According to Fitch’s criteria, funds rated ‘S5’ are considered to have high sensitivity to market risk. On a relative basis, total returns or changes in net asset value are expected to experience extreme variability across a range of market scenarios due to substantial exposure to interest-rate, credit spread and other risk factors.
The fund currently has a weighted-average life of 1.3 years due to the large cash balance it maintains in short-term deposits. The fund will rely on secondary market liquidity to meet large redemption requests. However, it has access to an overdraft facility of up to 10% of assets under management and requires 14 days’ notice on redemptions above 3% of the fund. On the asset side, it holds only a limited proportion of outstanding debt issues, all of which are listed on the Singapore Exchange.
The fund is regulated by the Securities and Exchange Commission of Sri Lanka under the Unit Trust Code, 2011. Deutsche Bank Sri Lanka, a branch of Deutsche Bank AG (A-/RWN/F1), is the trustee.
Fitch considers CAM suitably qualified, competent and capable of managing the fund. The investment committee has relevant experience and the company has sufficient sources of information on which to base its decision-making process. Fitch considers the systems supporting the fund’s investment activities to be satisfactory.
CAM is 21%-owned by Sri Lanka Insurance Corporation Limited (SLIC, B+/Stable), 69% by Ceylon Capital Trust (Pvt) Ltd and 10% by Commercial Credit and Finance PLC (CCF). Fitch believes CAM has shareholder support, but a key challenge will be demonstrating sustained growth in assets under management. The Ceylon Dollar Bond Fund is a key component of its growth strategy.

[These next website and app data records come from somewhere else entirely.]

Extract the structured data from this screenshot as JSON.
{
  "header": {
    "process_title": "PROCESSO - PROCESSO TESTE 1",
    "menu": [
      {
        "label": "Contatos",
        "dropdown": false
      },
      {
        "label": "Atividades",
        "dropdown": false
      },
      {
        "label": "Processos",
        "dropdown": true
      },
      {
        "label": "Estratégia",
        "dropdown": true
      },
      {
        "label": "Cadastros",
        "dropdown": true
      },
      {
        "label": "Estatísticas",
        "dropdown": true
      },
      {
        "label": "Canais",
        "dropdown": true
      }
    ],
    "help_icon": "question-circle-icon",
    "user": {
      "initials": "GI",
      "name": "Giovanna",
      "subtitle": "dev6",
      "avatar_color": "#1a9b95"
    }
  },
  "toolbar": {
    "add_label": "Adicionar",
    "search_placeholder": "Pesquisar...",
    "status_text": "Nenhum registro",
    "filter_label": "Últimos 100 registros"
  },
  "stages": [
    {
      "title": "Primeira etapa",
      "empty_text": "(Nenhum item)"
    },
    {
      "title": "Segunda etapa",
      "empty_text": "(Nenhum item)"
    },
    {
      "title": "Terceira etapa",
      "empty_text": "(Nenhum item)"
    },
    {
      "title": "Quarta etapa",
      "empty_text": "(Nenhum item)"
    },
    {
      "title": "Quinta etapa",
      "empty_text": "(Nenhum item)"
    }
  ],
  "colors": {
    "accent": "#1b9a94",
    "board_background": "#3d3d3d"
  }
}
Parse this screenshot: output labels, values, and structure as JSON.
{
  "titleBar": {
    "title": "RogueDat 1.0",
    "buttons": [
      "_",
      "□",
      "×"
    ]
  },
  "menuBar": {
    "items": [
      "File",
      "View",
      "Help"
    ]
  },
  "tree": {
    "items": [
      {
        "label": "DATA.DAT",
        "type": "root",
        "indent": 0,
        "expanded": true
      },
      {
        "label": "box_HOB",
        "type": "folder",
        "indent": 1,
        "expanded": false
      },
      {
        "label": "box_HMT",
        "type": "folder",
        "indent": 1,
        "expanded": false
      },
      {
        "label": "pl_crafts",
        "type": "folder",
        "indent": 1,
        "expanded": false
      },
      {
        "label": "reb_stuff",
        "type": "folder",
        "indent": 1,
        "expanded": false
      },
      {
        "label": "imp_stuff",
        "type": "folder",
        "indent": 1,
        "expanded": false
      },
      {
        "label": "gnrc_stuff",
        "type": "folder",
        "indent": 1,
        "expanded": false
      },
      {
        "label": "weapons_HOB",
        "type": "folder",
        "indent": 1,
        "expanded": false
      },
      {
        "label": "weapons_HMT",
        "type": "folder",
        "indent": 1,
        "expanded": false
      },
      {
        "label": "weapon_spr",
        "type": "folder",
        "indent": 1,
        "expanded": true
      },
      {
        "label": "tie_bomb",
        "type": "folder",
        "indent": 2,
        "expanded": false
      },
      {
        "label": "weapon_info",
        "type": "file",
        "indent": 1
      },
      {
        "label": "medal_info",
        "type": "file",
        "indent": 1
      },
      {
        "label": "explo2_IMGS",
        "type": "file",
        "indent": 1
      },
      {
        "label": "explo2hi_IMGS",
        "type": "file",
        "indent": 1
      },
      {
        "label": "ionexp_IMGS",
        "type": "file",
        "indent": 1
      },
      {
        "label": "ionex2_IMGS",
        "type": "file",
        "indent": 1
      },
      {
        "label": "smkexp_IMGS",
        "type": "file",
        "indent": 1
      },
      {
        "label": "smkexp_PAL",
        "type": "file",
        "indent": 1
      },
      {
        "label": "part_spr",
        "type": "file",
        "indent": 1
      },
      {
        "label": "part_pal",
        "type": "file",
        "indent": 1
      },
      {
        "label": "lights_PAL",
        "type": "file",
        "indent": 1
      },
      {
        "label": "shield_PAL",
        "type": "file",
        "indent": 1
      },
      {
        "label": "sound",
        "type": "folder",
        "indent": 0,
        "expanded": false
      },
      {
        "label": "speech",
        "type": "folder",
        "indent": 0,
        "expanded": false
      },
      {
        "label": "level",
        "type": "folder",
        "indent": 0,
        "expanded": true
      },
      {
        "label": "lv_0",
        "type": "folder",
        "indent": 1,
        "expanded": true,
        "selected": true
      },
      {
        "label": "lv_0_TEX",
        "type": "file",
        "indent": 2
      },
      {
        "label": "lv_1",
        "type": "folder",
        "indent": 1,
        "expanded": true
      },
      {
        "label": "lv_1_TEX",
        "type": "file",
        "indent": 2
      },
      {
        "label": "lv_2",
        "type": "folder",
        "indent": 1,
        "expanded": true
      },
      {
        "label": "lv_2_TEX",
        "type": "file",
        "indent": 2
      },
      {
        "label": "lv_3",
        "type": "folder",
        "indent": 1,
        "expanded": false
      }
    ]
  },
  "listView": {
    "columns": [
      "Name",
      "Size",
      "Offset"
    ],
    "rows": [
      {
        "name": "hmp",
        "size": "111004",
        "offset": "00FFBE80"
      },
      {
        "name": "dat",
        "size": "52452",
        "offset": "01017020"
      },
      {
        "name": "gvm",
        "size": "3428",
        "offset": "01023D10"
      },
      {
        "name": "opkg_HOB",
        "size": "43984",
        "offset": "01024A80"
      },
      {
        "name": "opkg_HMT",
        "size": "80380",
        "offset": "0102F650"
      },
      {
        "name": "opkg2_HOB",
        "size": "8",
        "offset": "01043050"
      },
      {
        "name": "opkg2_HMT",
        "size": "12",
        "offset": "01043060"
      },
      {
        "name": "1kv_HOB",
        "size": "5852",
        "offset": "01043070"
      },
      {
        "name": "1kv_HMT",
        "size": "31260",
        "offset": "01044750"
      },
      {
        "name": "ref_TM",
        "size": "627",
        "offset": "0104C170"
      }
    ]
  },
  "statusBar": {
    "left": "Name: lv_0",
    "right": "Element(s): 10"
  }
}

CAM has been managing funds since 1999. The current management team has been in place since 2005 and SLIC and CCF invested in the business in 2010 and 2013, respectively.
The ratings may be sensitive to changes in the fund’s credit quality or market risk profile. The International Fund Credit Quality Rating may be downgraded if Fitch downgrades the rating of the Sri Lankan sovereign or the ratings of the banks in which the fund has invested assets, especially the banks whose issues are not government guaranteed. An upgrade of the assets in the fund’s portfolio could lead to an upgrade of the fund.
Changes in exchange-control regulations that could increase the fund’s transfer and convertibility risks or a weakening in the liquidity inherent in the fund or changes to liquidity provisions – such as the manager’s ability to borrow against the fund’s net assets or its ability to delay redemptions – would be viewed as negative.
To maintain the bond fund ratings, CAM will provide Fitch with portfolio information, including details of the portfolio’s holdings and credit quality. Fitch closely monitors the credit composition of the portfolio, the credit counterparties used by the manager and the overall market risk profile of the investments.